Earlier this week, the Montana Supreme Court made an initial determination in a case seeking a court order that the state’s failure to offer the incidents of marriage to same-sex couples was unconstitutional. The majority of the court concluded the ACLU had erred in failing to mention which laws they believed were unconstitutional. Presumably they believed an open invitation to the courts to make new laws was enough.
The majority opinion takes seven pages of a 133-page document, a concurrence brings the total to 23, but on page 23 things really begin to get interesting. There, two judges dissent. Actually they join a 110-page dissent that follows but their caveats are amusing:
These two judges join the dissenting opinion only to paragraph 179. The material after that is a fulmination against the state’s marriage amendment, which was expressly not challenged in this case.
Why the caveats? Here are some of the more colorful passages in the dissent:
I’m not making this up and these are only some of the more colorful passages.

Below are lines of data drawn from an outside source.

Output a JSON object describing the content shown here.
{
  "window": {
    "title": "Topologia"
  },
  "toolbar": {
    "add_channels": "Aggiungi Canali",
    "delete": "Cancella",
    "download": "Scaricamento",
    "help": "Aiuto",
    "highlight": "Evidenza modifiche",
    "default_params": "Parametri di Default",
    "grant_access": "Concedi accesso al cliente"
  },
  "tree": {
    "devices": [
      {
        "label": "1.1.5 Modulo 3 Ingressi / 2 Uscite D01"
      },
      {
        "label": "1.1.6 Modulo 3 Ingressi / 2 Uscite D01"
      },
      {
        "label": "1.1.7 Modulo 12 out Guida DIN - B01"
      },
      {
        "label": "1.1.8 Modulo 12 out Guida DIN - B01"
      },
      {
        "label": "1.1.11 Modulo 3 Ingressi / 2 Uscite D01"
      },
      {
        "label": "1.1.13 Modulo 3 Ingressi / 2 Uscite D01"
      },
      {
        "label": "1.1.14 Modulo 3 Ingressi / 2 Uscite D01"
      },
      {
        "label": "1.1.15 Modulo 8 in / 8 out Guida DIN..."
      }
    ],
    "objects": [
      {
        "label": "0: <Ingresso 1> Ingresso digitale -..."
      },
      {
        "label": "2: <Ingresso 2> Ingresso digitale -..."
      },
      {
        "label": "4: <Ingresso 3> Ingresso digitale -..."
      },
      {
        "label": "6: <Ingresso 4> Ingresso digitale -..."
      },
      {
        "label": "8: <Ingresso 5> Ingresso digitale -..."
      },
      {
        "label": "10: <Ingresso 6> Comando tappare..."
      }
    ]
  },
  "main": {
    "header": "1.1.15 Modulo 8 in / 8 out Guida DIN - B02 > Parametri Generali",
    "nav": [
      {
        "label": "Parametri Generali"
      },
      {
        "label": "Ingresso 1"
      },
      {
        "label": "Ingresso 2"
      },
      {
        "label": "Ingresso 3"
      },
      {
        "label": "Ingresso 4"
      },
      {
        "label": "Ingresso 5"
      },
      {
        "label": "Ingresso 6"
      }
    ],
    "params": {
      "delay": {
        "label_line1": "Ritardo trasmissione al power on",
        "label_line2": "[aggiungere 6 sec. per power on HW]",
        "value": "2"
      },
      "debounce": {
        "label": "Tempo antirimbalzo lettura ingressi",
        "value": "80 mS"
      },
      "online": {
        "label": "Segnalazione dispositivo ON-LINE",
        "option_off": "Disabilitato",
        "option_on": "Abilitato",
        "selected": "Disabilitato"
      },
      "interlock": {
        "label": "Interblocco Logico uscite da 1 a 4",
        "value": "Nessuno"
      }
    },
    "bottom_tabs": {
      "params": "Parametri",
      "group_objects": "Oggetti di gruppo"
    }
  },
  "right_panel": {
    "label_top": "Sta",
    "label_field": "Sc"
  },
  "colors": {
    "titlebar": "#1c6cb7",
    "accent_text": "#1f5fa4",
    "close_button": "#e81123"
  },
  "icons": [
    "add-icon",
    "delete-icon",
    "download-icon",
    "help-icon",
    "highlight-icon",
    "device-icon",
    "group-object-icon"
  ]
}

There’s plenty more ad hominem and amateur theology on display throughout the opinion.
Just for perspective, note once more that this is a dissent from a decision saying the ACLU must specify which laws it is challenging as unconstitutionally depriving same-sex couples of the incidents of marriage.